## Materials provided
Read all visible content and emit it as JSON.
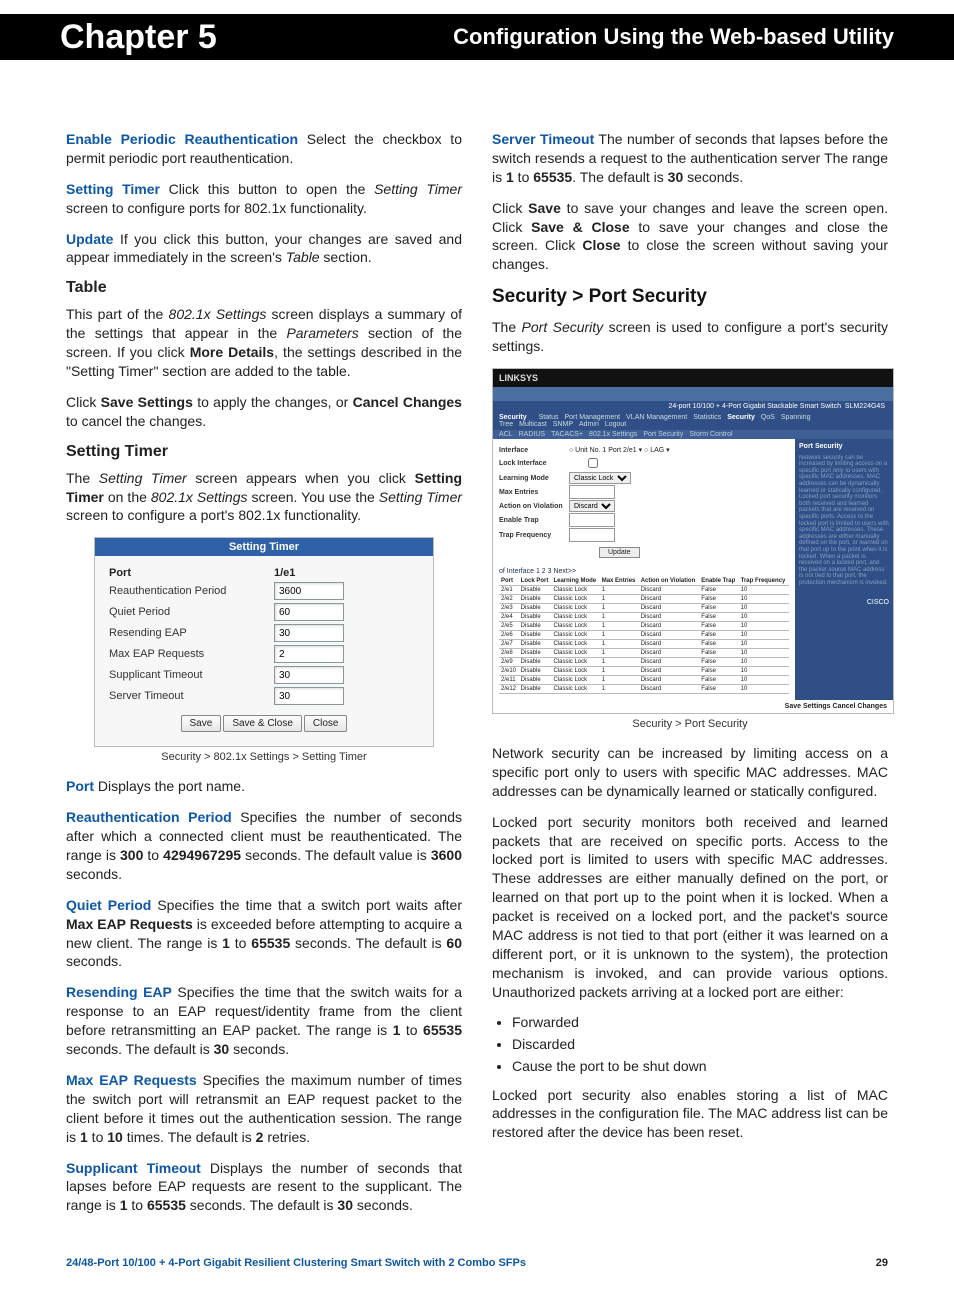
{
  "banner": {
    "chapter": "Chapter 5",
    "title": "Configuration Using the Web-based Utility"
  },
  "left": {
    "p1": {
      "term": "Enable Periodic Reauthentication",
      "text": "  Select the checkbox to permit periodic port reauthentication."
    },
    "p2": {
      "term": "Setting Timer",
      "a": "  Click this button to open the ",
      "i": "Setting Timer",
      "b": " screen to configure ports for 802.1x functionality."
    },
    "p3": {
      "term": "Update",
      "a": "  If you click this button, your changes are saved and appear immediately in the screen's ",
      "i": "Table",
      "b": " section."
    },
    "h_table": "Table",
    "p4": {
      "a": "This part of the ",
      "i1": "802.1x Settings",
      "b": " screen displays a summary of the settings that appear in the ",
      "i2": "Parameters",
      "c": " section of the screen. If you click ",
      "bd": "More Details",
      "d": ", the settings described in the \"Setting Timer\" section are added to the table."
    },
    "p5": {
      "a": "Click ",
      "b1": "Save Settings",
      "b": " to apply the changes, or ",
      "b2": "Cancel Changes",
      "c": " to cancel the changes."
    },
    "h_st": "Setting Timer",
    "p6": {
      "a": "The ",
      "i1": "Setting Timer",
      "b": " screen appears when you click ",
      "b1": "Setting Timer",
      "c": " on the ",
      "i2": "802.1x Settings",
      "d": " screen. You use the ",
      "i3": "Setting Timer",
      "e": " screen to configure a port's 802.1x functionality."
    },
    "fig1": {
      "title": "Setting Timer",
      "col_value": "1/e1",
      "rows": [
        {
          "label": "Port",
          "value": "1/e1",
          "isHeader": true
        },
        {
          "label": "Reauthentication Period",
          "value": "3600"
        },
        {
          "label": "Quiet Period",
          "value": "60"
        },
        {
          "label": "Resending EAP",
          "value": "30"
        },
        {
          "label": "Max EAP Requests",
          "value": "2"
        },
        {
          "label": "Supplicant Timeout",
          "value": "30"
        },
        {
          "label": "Server Timeout",
          "value": "30"
        }
      ],
      "buttons": [
        "Save",
        "Save & Close",
        "Close"
      ],
      "caption": "Security > 802.1x Settings > Setting Timer"
    },
    "p_port": {
      "term": "Port",
      "text": "  Displays the port name."
    },
    "p_rp": {
      "term": "Reauthentication Period",
      "a": " Specifies the number of seconds after which a connected client must be reauthenticated. The range is ",
      "v1": "300",
      "b": " to ",
      "v2": "4294967295",
      "c": " seconds. The default value is ",
      "v3": "3600",
      "d": " seconds."
    },
    "p_qp": {
      "term": "Quiet Period",
      "a": "  Specifies the time that a switch port waits after ",
      "b1": "Max EAP Requests",
      "b": " is exceeded before attempting to acquire a new client. The range is ",
      "v1": "1",
      "c": " to ",
      "v2": "65535",
      "d": " seconds. The default is ",
      "v3": "60",
      "e": " seconds."
    },
    "p_re": {
      "term": "Resending EAP",
      "a": "  Specifies the time that the switch waits for a response to an EAP request/identity frame from the client before retransmitting an EAP packet. The range is ",
      "v1": "1",
      "b": " to ",
      "v2": "65535",
      "c": " seconds. The default is ",
      "v3": "30",
      "d": " seconds."
    },
    "p_me": {
      "term": "Max EAP Requests",
      "a": " Specifies the maximum number of times the switch port will retransmit an EAP request packet to the client before it times out the authentication session. The range is ",
      "v1": "1",
      "b": " to ",
      "v2": "10",
      "c": " times. The default is ",
      "v3": "2",
      "d": " retries."
    },
    "p_su": {
      "term": "Supplicant Timeout",
      "a": "  Displays the number of seconds that lapses before EAP requests are resent to the supplicant. The range is ",
      "v1": "1",
      "b": " to ",
      "v2": "65535",
      "c": " seconds. The default is ",
      "v3": "30",
      "d": " seconds."
    }
  },
  "right": {
    "p_sv": {
      "term": "Server Timeout",
      "a": " The number of seconds that lapses before the switch resends a request to the authentication server The range is ",
      "v1": "1",
      "b": " to ",
      "v2": "65535",
      "c": ". The default is ",
      "v3": "30",
      "d": " seconds."
    },
    "p_save": {
      "a": "Click ",
      "b1": "Save",
      "b": " to save your changes and leave the screen open. Click ",
      "b2": "Save & Close",
      "c": " to save your changes and close the screen. Click ",
      "b3": "Close",
      "d": " to close the screen without saving your changes."
    },
    "h_ps": "Security > Port Security",
    "p_ps1": {
      "a": "The ",
      "i": "Port Security",
      "b": " screen is used to configure a port's security settings."
    },
    "fig2": {
      "brand": "LINKSYS",
      "model": "SLM224G4S",
      "product_line": "24-port 10/100 + 4-Port Gigabit Stackable Smart Switch",
      "section": "Security",
      "tabs": [
        "Status",
        "Port Management",
        "VLAN Management",
        "Statistics",
        "Security",
        "QoS",
        "Spanning Tree",
        "Multicast",
        "SNMP",
        "Admin",
        "Logout"
      ],
      "subtabs": [
        "ACL",
        "RADIUS",
        "TACACS+",
        "802.1x Settings",
        "Port Security",
        "Storm Control"
      ],
      "help_title": "Port Security",
      "form": [
        {
          "label": "Interface",
          "value": "Unit No. 1 Port 2/e1  LAG"
        },
        {
          "label": "Lock Interface",
          "value": "checkbox"
        },
        {
          "label": "Learning Mode",
          "value": "Classic Lock"
        },
        {
          "label": "Max Entries",
          "value": ""
        },
        {
          "label": "Action on Violation",
          "value": "Discard"
        },
        {
          "label": "Enable Trap",
          "value": ""
        },
        {
          "label": "Trap Frequency",
          "value": ""
        }
      ],
      "update": "Update",
      "pagination": "of Interface   1   2   3   Next>>",
      "table_headers": [
        "Port",
        "Lock Port",
        "Learning Mode",
        "Max Entries",
        "Action on Violation",
        "Enable Trap",
        "Trap Frequency"
      ],
      "table_rows": [
        [
          "2/e1",
          "Disable",
          "Classic Lock",
          "1",
          "Discard",
          "False",
          "10"
        ],
        [
          "2/e2",
          "Disable",
          "Classic Lock",
          "1",
          "Discard",
          "False",
          "10"
        ],
        [
          "2/e3",
          "Disable",
          "Classic Lock",
          "1",
          "Discard",
          "False",
          "10"
        ],
        [
          "2/e4",
          "Disable",
          "Classic Lock",
          "1",
          "Discard",
          "False",
          "10"
        ],
        [
          "2/e5",
          "Disable",
          "Classic Lock",
          "1",
          "Discard",
          "False",
          "10"
        ],
        [
          "2/e6",
          "Disable",
          "Classic Lock",
          "1",
          "Discard",
          "False",
          "10"
        ],
        [
          "2/e7",
          "Disable",
          "Classic Lock",
          "1",
          "Discard",
          "False",
          "10"
        ],
        [
          "2/e8",
          "Disable",
          "Classic Lock",
          "1",
          "Discard",
          "False",
          "10"
        ],
        [
          "2/e9",
          "Disable",
          "Classic Lock",
          "1",
          "Discard",
          "False",
          "10"
        ],
        [
          "2/e10",
          "Disable",
          "Classic Lock",
          "1",
          "Discard",
          "False",
          "10"
        ],
        [
          "2/e11",
          "Disable",
          "Classic Lock",
          "1",
          "Discard",
          "False",
          "10"
        ],
        [
          "2/e12",
          "Disable",
          "Classic Lock",
          "1",
          "Discard",
          "False",
          "10"
        ]
      ],
      "save_row": "Save Settings   Cancel Changes",
      "cisco": "CISCO",
      "caption": "Security > Port Security"
    },
    "p_ns": "Network security can be increased by limiting access on a specific port only to users with specific MAC addresses. MAC addresses can be dynamically learned or statically configured.",
    "p_lp": "Locked port security monitors both received and learned packets that are received on specific ports. Access to the locked port is limited to users with specific MAC addresses. These addresses are either manually defined on the port, or learned on that port up to the point when it is locked. When a packet is received on a locked port, and the packet's source MAC address is not tied to that port (either it was learned on a different port, or it is unknown to the system), the protection mechanism is invoked, and can provide various options. Unauthorized packets arriving at a locked port are either:",
    "bullets": [
      "Forwarded",
      "Discarded",
      "Cause the port to be shut down"
    ],
    "p_last": "Locked port security also enables storing a list of MAC addresses in the configuration file. The MAC address list can be restored after the device has been reset."
  },
  "footer": {
    "left": "24/48-Port 10/100 + 4-Port Gigabit Resilient Clustering Smart Switch with 2 Combo SFPs",
    "right": "29"
  }
}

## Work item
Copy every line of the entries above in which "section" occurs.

## Output of the exercise
      "b": " section."
      "c": " section of the screen. If you click ",
      "d": ", the settings described in the \"Setting Timer\" section are added to the table."
      "section": "Security",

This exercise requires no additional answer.